▶ **Stored data**
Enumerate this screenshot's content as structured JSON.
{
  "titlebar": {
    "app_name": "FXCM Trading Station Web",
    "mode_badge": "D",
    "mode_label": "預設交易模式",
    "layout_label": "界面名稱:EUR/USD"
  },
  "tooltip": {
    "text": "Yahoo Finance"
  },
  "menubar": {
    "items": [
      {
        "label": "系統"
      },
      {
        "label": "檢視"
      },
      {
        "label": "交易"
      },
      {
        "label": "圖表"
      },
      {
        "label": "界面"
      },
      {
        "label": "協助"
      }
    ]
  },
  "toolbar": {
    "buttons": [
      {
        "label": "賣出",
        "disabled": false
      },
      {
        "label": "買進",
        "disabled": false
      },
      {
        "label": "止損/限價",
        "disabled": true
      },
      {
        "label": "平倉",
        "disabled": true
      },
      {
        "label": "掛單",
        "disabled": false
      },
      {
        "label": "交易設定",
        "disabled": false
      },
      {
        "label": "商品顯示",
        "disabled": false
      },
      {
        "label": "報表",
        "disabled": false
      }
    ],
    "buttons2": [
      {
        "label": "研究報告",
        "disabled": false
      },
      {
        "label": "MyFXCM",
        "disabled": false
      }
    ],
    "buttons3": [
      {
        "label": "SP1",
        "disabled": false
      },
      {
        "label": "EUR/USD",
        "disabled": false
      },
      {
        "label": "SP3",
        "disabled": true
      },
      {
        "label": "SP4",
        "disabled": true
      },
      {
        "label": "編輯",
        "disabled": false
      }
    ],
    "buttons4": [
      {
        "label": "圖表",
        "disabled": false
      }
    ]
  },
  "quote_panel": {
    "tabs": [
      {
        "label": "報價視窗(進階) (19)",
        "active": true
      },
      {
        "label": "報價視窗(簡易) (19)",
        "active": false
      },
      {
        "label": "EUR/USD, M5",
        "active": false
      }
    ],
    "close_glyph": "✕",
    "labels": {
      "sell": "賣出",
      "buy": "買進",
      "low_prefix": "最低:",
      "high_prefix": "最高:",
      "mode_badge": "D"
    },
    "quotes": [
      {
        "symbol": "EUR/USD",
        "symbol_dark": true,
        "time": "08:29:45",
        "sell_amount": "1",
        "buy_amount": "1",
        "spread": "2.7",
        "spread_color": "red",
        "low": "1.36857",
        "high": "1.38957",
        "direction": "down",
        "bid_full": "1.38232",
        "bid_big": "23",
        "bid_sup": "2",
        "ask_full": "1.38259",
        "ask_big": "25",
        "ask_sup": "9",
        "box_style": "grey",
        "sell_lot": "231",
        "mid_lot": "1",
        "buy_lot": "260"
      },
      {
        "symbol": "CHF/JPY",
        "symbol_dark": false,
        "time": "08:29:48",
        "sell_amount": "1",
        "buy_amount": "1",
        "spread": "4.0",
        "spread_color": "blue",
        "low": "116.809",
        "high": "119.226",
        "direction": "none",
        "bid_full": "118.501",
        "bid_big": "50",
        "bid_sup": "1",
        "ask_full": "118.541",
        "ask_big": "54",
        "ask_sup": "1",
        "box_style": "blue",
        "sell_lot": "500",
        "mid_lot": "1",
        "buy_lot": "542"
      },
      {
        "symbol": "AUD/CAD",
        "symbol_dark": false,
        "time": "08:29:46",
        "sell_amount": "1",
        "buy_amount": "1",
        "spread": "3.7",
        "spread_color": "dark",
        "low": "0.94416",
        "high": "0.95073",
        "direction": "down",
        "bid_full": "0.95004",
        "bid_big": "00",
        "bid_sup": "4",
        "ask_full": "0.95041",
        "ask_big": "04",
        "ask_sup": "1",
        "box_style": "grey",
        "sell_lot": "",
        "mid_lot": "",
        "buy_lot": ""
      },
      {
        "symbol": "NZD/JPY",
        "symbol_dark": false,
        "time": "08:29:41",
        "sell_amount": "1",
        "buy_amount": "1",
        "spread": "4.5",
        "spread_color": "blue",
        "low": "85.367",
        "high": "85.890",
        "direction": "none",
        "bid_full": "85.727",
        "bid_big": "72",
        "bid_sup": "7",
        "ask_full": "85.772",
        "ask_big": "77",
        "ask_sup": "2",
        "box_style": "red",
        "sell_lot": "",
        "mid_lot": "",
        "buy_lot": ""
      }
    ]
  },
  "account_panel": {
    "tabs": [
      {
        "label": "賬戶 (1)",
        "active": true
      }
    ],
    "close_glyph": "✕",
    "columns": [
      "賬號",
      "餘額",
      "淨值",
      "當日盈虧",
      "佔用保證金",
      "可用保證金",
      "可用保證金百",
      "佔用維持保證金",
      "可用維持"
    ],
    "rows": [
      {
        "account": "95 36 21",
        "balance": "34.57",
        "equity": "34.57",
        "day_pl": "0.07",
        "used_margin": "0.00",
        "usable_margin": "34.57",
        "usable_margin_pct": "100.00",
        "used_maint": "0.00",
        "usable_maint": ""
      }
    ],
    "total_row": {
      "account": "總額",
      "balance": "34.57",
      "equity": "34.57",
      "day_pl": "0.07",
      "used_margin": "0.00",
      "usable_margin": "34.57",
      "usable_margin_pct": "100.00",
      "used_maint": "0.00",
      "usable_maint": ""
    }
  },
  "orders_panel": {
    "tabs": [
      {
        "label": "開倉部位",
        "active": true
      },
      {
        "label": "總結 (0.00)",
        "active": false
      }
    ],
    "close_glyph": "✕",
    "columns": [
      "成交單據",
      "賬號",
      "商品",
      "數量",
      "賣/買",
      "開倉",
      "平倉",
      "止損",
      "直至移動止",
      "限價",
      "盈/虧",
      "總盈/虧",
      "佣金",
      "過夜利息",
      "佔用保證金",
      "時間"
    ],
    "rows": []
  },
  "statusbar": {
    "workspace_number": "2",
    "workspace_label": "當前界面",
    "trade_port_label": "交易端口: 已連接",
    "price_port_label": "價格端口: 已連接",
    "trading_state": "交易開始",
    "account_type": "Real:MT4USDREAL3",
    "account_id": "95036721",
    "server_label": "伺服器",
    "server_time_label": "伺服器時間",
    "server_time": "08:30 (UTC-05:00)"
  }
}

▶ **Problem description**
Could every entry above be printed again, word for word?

▶ **Expected answer**
Enumerate this screenshot's content as structured JSON.
{
  "titlebar": {
    "app_name": "FXCM Trading Station Web",
    "mode_badge": "D",
    "mode_label": "預設交易模式",
    "layout_label": "界面名稱:EUR/USD"
  },
  "tooltip": {
    "text": "Yahoo Finance"
  },
  "menubar": {
    "items": [
      {
        "label": "系統"
      },
      {
        "label": "檢視"
      },
      {
        "label": "交易"
      },
      {
        "label": "圖表"
      },
      {
        "label": "界面"
      },
      {
        "label": "協助"
      }
    ]
  },
  "toolbar": {
    "buttons": [
      {
        "label": "賣出",
        "disabled": false
      },
      {
        "label": "買進",
        "disabled": false
      },
      {
        "label": "止損/限價",
        "disabled": true
      },
      {
        "label": "平倉",
        "disabled": true
      },
      {
        "label": "掛單",
        "disabled": false
      },
      {
        "label": "交易設定",
        "disabled": false
      },
      {
        "label": "商品顯示",
        "disabled": false
      },
      {
        "label": "報表",
        "disabled": false
      }
    ],
    "buttons2": [
      {
        "label": "研究報告",
        "disabled": false
      },
      {
        "label": "MyFXCM",
        "disabled": false
      }
    ],
    "buttons3": [
      {
        "label": "SP1",
        "disabled": false
      },
      {
        "label": "EUR/USD",
        "disabled": false
      },
      {
        "label": "SP3",
        "disabled": true
      },
      {
        "label": "SP4",
        "disabled": true
      },
      {
        "label": "編輯",
        "disabled": false
      }
    ],
    "buttons4": [
      {
        "label": "圖表",
        "disabled": false
      }
    ]
  },
  "quote_panel": {
    "tabs": [
      {
        "label": "報價視窗(進階) (19)",
        "active": true
      },
      {
        "label": "報價視窗(簡易) (19)",
        "active": false
      },
      {
        "label": "EUR/USD, M5",
        "active": false
      }
    ],
    "close_glyph": "✕",
    "labels": {
      "sell": "賣出",
      "buy": "買進",
      "low_prefix": "最低:",
      "high_prefix": "最高:",
      "mode_badge": "D"
    },
    "quotes": [
      {
        "symbol": "EUR/USD",
        "symbol_dark": true,
        "time": "08:29:45",
        "sell_amount": "1",
        "buy_amount": "1",
        "spread": "2.7",
        "spread_color": "red",
        "low": "1.36857",
        "high": "1.38957",
        "direction": "down",
        "bid_full": "1.38232",
        "bid_big": "23",
        "bid_sup": "2",
        "ask_full": "1.38259",
        "ask_big": "25",
        "ask_sup": "9",
        "box_style": "grey",
        "sell_lot": "231",
        "mid_lot": "1",
        "buy_lot": "260"
      },
      {
        "symbol": "CHF/JPY",
        "symbol_dark": false,
        "time": "08:29:48",
        "sell_amount": "1",
        "buy_amount": "1",
        "spread": "4.0",
        "spread_color": "blue",
        "low": "116.809",
        "high": "119.226",
        "direction": "none",
        "bid_full": "118.501",
        "bid_big": "50",
        "bid_sup": "1",
        "ask_full": "118.541",
        "ask_big": "54",
        "ask_sup": "1",
        "box_style": "blue",
        "sell_lot": "500",
        "mid_lot": "1",
        "buy_lot": "542"
      },
      {
        "symbol": "AUD/CAD",
        "symbol_dark": false,
        "time": "08:29:46",
        "sell_amount": "1",
        "buy_amount": "1",
        "spread": "3.7",
        "spread_color": "dark",
        "low": "0.94416",
        "high": "0.95073",
        "direction": "down",
        "bid_full": "0.95004",
        "bid_big": "00",
        "bid_sup": "4",
        "ask_full": "0.95041",
        "ask_big": "04",
        "ask_sup": "1",
        "box_style": "grey",
        "sell_lot": "",
        "mid_lot": "",
        "buy_lot": ""
      },
      {
        "symbol": "NZD/JPY",
        "symbol_dark": false,
        "time": "08:29:41",
        "sell_amount": "1",
        "buy_amount": "1",
        "spread": "4.5",
        "spread_color": "blue",
        "low": "85.367",
        "high": "85.890",
        "direction": "none",
        "bid_full": "85.727",
        "bid_big": "72",
        "bid_sup": "7",
        "ask_full": "85.772",
        "ask_big": "77",
        "ask_sup": "2",
        "box_style": "red",
        "sell_lot": "",
        "mid_lot": "",
        "buy_lot": ""
      }
    ]
  },
  "account_panel": {
    "tabs": [
      {
        "label": "賬戶 (1)",
        "active": true
      }
    ],
    "close_glyph": "✕",
    "columns": [
      "賬號",
      "餘額",
      "淨值",
      "當日盈虧",
      "佔用保證金",
      "可用保證金",
      "可用保證金百",
      "佔用維持保證金",
      "可用維持"
    ],
    "rows": [
      {
        "account": "95 36 21",
        "balance": "34.57",
        "equity": "34.57",
        "day_pl": "0.07",
        "used_margin": "0.00",
        "usable_margin": "34.57",
        "usable_margin_pct": "100.00",
        "used_maint": "0.00",
        "usable_maint": ""
      }
    ],
    "total_row": {
      "account": "總額",
      "balance": "34.57",
      "equity": "34.57",
      "day_pl": "0.07",
      "used_margin": "0.00",
      "usable_margin": "34.57",
      "usable_margin_pct": "100.00",
      "used_maint": "0.00",
      "usable_maint": ""
    }
  },
  "orders_panel": {
    "tabs": [
      {
        "label": "開倉部位",
        "active": true
      },
      {
        "label": "總結 (0.00)",
        "active": false
      }
    ],
    "close_glyph": "✕",
    "columns": [
      "成交單據",
      "賬號",
      "商品",
      "數量",
      "賣/買",
      "開倉",
      "平倉",
      "止損",
      "直至移動止",
      "限價",
      "盈/虧",
      "總盈/虧",
      "佣金",
      "過夜利息",
      "佔用保證金",
      "時間"
    ],
    "rows": []
  },
  "statusbar": {
    "workspace_number": "2",
    "workspace_label": "當前界面",
    "trade_port_label": "交易端口: 已連接",
    "price_port_label": "價格端口: 已連接",
    "trading_state": "交易開始",
    "account_type": "Real:MT4USDREAL3",
    "account_id": "95036721",
    "server_label": "伺服器",
    "server_time_label": "伺服器時間",
    "server_time": "08:30 (UTC-05:00)"
  }
}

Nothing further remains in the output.